The 16 Days of Activism Against Gender-Based Violence is an international campaign used by activists around the world (November 25-December 10) as an organizing strategy to call for the elimination of all forms of gender-based violence.
This year, we will be sharing out research on the links between harmful masculine norms and eight different forms of violent behavior, as well as insights and recommendations to eliminate all forms of violence.
While there is nothing inherent about being male that drives violence, how we socialize boys into their identities as men and what we expect of them – that is, society’s masculine norms – are undeniably linked with violence.
Indeed, boys and men are often raised, socialized, and encouraged to use violence in some form; on the whole, men and boys are disproportionately likely to both perpetrate most forms of violence and to die by homicide and suicide. However, the research affirms that this violence is preventable, gender equality is achievable, and nonviolent norms and ideas about manhood are prevalent and powerful.
Equimundo and Oak Foundation’s report Masculine Norms and Violence: Making the Connections, examines the links between harmful masculine norms and eight forms of violent behavior. This first blog in the Making the Connections, 16 Days of Activism series focuses on intimate partner violence (IPV). It breaks down the facts on IPV, explores its linkages to other forms of violence, and provides recommendations for action.
Intimate Partner Violence
Worldwide, an estimated 30 percent of ever-partnered women experience physical and/or sexual violence by an intimate partner at some point in their lives.
Intimate partner homicide is an extreme manifestation of these same trends. Globally, World Health Organization (WHO) statistics show that up to 38 percent of murders of women are perpetrated by a male intimate partner.
Multiple studies confirm that rigid norms regarding gender, gender roles, family, and marriage – together with men’s childhood experiences of violence – contribute to men’s use of violence against intimate partners. When men adhere more strongly to rigid, inequitable definitions of masculinity, they are more likely to also report perpetrating many forms of intimate partner violence. If men believe that they are not – or are not perceived to be – “masculine” or “man enough,” they may use intimate partner violence as a way to overcompensate or conform to gendered expectations.
Violence within the childhood home can contribute to children accepting violence as a “normal” part of intimate relationships, playing a role in the often-observed intergenerational transmission of intimate partner violence. Transforming these patriarchal, violent gender norms is essential for mitigating the influence of childhood experiences of violence, and is critical as an overall prevention strategy.
The stress, challenges, and loss of masculine identity caused by various forms of social oppression – for example, economic hardship, racism, religious persecution, and discrimination – can multiply risk factors for both men’s perpetration of intimate partner violence and women’s, including and in addition to transgender, non-binary, and gender nonconforming people’s victimization, as well as change the likelihood of survivors pursuing formal justice-system responses to this violence.
Local laws defining what intimate partner violence is or is not – for instance, whether or not legislation specifically outlaws marital rape – also intersect with gender norms and other factors, affecting rates of violence. Religious texts and teachings are also sometimes used to enforce women’s inferior position within intimate relationships with men.
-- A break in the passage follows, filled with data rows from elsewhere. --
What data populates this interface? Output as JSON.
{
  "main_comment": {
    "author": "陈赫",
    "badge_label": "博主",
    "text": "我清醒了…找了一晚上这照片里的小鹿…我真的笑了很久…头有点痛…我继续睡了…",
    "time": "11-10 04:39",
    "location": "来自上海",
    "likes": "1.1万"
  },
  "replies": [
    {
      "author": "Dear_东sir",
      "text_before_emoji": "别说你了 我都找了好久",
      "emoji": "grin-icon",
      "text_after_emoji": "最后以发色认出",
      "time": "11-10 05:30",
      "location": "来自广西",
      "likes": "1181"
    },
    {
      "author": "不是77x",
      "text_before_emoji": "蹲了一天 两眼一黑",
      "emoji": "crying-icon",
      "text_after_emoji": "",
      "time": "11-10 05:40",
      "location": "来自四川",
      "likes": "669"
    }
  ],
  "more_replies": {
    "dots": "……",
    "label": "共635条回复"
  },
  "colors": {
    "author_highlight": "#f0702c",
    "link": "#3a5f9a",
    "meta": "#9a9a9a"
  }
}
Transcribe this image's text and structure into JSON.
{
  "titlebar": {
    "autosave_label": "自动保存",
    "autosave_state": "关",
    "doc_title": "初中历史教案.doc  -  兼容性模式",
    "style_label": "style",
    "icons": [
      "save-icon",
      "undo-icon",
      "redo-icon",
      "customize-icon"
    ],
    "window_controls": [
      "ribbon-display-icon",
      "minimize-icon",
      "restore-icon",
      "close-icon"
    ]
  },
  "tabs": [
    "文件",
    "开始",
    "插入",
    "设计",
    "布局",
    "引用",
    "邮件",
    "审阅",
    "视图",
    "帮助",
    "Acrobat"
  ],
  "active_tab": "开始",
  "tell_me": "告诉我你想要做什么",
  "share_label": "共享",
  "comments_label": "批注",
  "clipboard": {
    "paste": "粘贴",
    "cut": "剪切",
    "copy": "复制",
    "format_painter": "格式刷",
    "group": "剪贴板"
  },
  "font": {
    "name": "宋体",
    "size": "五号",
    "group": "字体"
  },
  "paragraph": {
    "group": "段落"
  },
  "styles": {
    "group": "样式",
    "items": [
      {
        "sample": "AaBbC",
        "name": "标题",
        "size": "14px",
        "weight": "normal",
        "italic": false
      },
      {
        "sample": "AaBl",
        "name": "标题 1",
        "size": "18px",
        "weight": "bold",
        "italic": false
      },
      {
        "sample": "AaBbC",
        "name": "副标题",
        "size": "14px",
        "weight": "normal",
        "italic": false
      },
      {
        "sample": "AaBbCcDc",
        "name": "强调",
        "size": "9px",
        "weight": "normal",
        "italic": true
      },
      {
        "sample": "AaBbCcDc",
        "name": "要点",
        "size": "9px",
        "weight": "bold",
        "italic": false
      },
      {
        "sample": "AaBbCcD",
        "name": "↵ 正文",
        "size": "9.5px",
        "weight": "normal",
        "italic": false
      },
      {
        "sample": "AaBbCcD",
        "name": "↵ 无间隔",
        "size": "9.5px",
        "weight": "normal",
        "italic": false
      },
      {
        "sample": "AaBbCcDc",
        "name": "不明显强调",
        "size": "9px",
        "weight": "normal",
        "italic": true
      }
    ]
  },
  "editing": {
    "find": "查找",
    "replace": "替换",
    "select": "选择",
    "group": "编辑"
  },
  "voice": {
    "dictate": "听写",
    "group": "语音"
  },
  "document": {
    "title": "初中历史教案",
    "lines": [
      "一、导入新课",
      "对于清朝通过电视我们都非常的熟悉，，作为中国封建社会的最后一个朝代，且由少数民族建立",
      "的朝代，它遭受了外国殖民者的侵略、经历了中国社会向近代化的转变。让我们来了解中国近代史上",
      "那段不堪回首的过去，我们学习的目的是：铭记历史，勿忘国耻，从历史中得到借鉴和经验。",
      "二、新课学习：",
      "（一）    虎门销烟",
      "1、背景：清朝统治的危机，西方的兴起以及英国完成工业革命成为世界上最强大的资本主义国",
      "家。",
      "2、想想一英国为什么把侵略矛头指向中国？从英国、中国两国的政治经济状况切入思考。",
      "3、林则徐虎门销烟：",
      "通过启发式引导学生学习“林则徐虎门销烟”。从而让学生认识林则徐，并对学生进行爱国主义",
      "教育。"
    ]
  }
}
From Theory to Practice
Initiatives aiming to prevent intimate partner violence should focus on the following transformations of harmful masculine norms:
- Ask participants to name, recognize, and discuss power inequalities in their intimate relationships.
- Teach discussion-based and compassionate problem-solving approaches, and provide safe spaces for practicing them.
- Foster an appreciation for multiple, limitless ways of defining what it means to be a man – for example, a man can love and respect his partner; a man can use his words to avoid violence; a man can share leadership and decision-making responsibility in his family.
- Demonstrate the broad, harmful effects of violence, including intergenerational effects, and insist that violence against one’s partner is never justified.
- Identify violence suffered in men’s and boys’ lives, recognize and explore the consequences, and help men and boys to process their experience of violence and heal.
- Reflect with men and boys on what would happen if they were not entitled to using power to get what they wanted: Would they feel vulnerable? Who would they be?